*Exercise description*. Return all entries below exactly. Skip nothing.

*Material provided*.

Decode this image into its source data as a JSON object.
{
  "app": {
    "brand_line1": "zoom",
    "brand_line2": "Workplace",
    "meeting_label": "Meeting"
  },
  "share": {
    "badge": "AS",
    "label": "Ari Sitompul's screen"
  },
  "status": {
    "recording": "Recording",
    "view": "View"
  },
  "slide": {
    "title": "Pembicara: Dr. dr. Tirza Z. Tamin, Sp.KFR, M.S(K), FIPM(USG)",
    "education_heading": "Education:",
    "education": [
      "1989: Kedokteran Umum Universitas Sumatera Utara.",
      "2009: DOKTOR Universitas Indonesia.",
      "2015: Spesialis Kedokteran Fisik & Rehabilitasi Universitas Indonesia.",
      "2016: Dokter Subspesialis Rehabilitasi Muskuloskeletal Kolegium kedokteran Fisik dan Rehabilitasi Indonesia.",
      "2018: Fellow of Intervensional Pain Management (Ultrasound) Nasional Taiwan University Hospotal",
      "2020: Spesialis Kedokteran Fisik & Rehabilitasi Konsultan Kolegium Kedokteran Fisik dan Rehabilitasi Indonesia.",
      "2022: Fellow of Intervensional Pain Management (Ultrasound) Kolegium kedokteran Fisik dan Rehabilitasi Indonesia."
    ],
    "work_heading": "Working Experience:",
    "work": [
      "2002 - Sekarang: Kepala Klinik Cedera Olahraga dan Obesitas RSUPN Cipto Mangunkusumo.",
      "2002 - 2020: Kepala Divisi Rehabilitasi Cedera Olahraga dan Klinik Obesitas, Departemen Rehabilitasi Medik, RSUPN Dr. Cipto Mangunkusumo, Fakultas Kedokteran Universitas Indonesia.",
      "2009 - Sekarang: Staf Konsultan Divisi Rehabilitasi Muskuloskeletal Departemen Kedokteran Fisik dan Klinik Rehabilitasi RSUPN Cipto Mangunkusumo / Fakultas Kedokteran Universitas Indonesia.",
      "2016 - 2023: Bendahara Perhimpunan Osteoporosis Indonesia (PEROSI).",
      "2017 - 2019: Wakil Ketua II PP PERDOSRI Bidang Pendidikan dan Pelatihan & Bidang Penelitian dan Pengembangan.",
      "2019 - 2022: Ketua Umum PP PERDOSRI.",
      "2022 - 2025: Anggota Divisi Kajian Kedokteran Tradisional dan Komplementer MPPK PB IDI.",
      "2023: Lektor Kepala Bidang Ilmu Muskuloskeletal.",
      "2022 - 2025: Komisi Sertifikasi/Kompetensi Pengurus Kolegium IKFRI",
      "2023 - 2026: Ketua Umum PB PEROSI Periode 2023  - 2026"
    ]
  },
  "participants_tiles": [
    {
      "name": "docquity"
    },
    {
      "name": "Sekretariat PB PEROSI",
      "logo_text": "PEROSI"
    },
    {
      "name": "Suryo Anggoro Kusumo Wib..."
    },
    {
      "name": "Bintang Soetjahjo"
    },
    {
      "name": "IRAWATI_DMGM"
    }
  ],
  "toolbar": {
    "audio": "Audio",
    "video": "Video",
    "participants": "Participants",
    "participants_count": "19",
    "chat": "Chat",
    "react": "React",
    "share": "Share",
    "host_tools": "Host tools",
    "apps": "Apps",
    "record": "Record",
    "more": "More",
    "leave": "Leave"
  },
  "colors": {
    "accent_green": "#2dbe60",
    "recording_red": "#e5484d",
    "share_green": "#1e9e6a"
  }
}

*Task solution*.
Decode this image into its source data as a JSON object.
{
  "app": {
    "brand_line1": "zoom",
    "brand_line2": "Workplace",
    "meeting_label": "Meeting"
  },
  "share": {
    "badge": "AS",
    "label": "Ari Sitompul's screen"
  },
  "status": {
    "recording": "Recording",
    "view": "View"
  },
  "slide": {
    "title": "Pembicara: Dr. dr. Tirza Z. Tamin, Sp.KFR, M.S(K), FIPM(USG)",
    "education_heading": "Education:",
    "education": [
      "1989: Kedokteran Umum Universitas Sumatera Utara.",
      "2009: DOKTOR Universitas Indonesia.",
      "2015: Spesialis Kedokteran Fisik & Rehabilitasi Universitas Indonesia.",
      "2016: Dokter Subspesialis Rehabilitasi Muskuloskeletal Kolegium kedokteran Fisik dan Rehabilitasi Indonesia.",
      "2018: Fellow of Intervensional Pain Management (Ultrasound) Nasional Taiwan University Hospotal",
      "2020: Spesialis Kedokteran Fisik & Rehabilitasi Konsultan Kolegium Kedokteran Fisik dan Rehabilitasi Indonesia.",
      "2022: Fellow of Intervensional Pain Management (Ultrasound) Kolegium kedokteran Fisik dan Rehabilitasi Indonesia."
    ],
    "work_heading": "Working Experience:",
    "work": [
      "2002 - Sekarang: Kepala Klinik Cedera Olahraga dan Obesitas RSUPN Cipto Mangunkusumo.",
      "2002 - 2020: Kepala Divisi Rehabilitasi Cedera Olahraga dan Klinik Obesitas, Departemen Rehabilitasi Medik, RSUPN Dr. Cipto Mangunkusumo, Fakultas Kedokteran Universitas Indonesia.",
      "2009 - Sekarang: Staf Konsultan Divisi Rehabilitasi Muskuloskeletal Departemen Kedokteran Fisik dan Klinik Rehabilitasi RSUPN Cipto Mangunkusumo / Fakultas Kedokteran Universitas Indonesia.",
      "2016 - 2023: Bendahara Perhimpunan Osteoporosis Indonesia (PEROSI).",
      "2017 - 2019: Wakil Ketua II PP PERDOSRI Bidang Pendidikan dan Pelatihan & Bidang Penelitian dan Pengembangan.",
      "2019 - 2022: Ketua Umum PP PERDOSRI.",
      "2022 - 2025: Anggota Divisi Kajian Kedokteran Tradisional dan Komplementer MPPK PB IDI.",
      "2023: Lektor Kepala Bidang Ilmu Muskuloskeletal.",
      "2022 - 2025: Komisi Sertifikasi/Kompetensi Pengurus Kolegium IKFRI",
      "2023 - 2026: Ketua Umum PB PEROSI Periode 2023  - 2026"
    ]
  },
  "participants_tiles": [
    {
      "name": "docquity"
    },
    {
      "name": "Sekretariat PB PEROSI",
      "logo_text": "PEROSI"
    },
    {
      "name": "Suryo Anggoro Kusumo Wib..."
    },
    {
      "name": "Bintang Soetjahjo"
    },
    {
      "name": "IRAWATI_DMGM"
    }
  ],
  "toolbar": {
    "audio": "Audio",
    "video": "Video",
    "participants": "Participants",
    "participants_count": "19",
    "chat": "Chat",
    "react": "React",
    "share": "Share",
    "host_tools": "Host tools",
    "apps": "Apps",
    "record": "Record",
    "more": "More",
    "leave": "Leave"
  },
  "colors": {
    "accent_green": "#2dbe60",
    "recording_red": "#e5484d",
    "share_green": "#1e9e6a"
  }
}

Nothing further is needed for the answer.